Copy out the records in full, word for word, without pictures.

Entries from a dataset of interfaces
-------

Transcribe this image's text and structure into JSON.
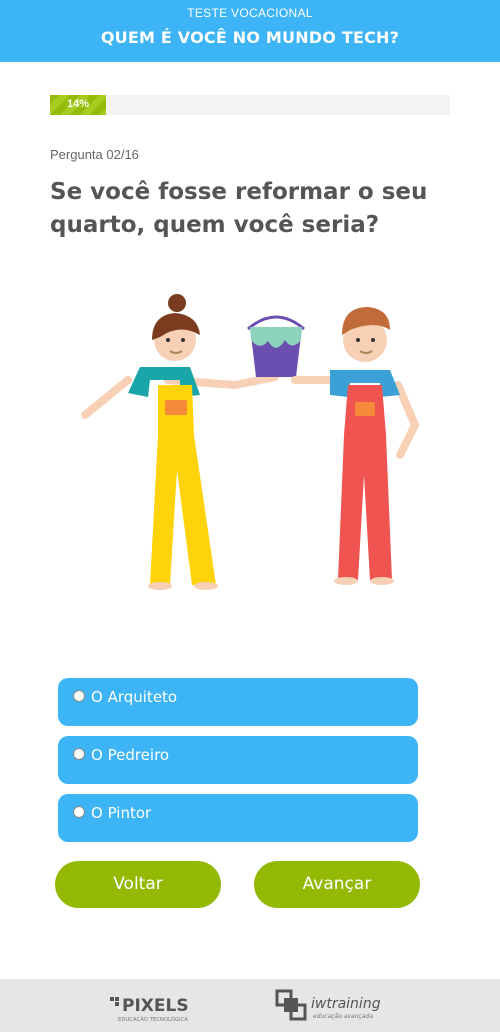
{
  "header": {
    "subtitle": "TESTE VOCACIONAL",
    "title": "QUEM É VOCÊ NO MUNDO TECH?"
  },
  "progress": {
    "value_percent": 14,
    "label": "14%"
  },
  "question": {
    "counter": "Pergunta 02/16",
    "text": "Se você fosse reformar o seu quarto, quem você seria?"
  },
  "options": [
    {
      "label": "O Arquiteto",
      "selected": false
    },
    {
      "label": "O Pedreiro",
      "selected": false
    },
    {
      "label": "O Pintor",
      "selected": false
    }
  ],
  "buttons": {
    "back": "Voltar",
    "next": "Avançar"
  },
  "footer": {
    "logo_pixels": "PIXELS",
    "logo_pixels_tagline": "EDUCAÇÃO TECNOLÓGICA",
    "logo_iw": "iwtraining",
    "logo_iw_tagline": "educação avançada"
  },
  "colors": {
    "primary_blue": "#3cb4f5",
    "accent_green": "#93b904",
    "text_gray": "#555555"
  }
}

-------

#### ANSWER BOX
Transcribe this image's text and structure into JSON.
{
  "header": {
    "subtitle": "TESTE VOCACIONAL",
    "title": "QUEM É VOCÊ NO MUNDO TECH?"
  },
  "progress": {
    "value_percent": 14,
    "label": "14%"
  },
  "question": {
    "counter": "Pergunta 02/16",
    "text": "Se você fosse reformar o seu quarto, quem você seria?"
  },
  "options": [
    {
      "label": "O Arquiteto",
      "selected": false
    },
    {
      "label": "O Pedreiro",
      "selected": false
    },
    {
      "label": "O Pintor",
      "selected": false
    }
  ],
  "buttons": {
    "back": "Voltar",
    "next": "Avançar"
  },
  "footer": {
    "logo_pixels": "PIXELS",
    "logo_pixels_tagline": "EDUCAÇÃO TECNOLÓGICA",
    "logo_iw": "iwtraining",
    "logo_iw_tagline": "educação avançada"
  },
  "colors": {
    "primary_blue": "#3cb4f5",
    "accent_green": "#93b904",
    "text_gray": "#555555"
  }
}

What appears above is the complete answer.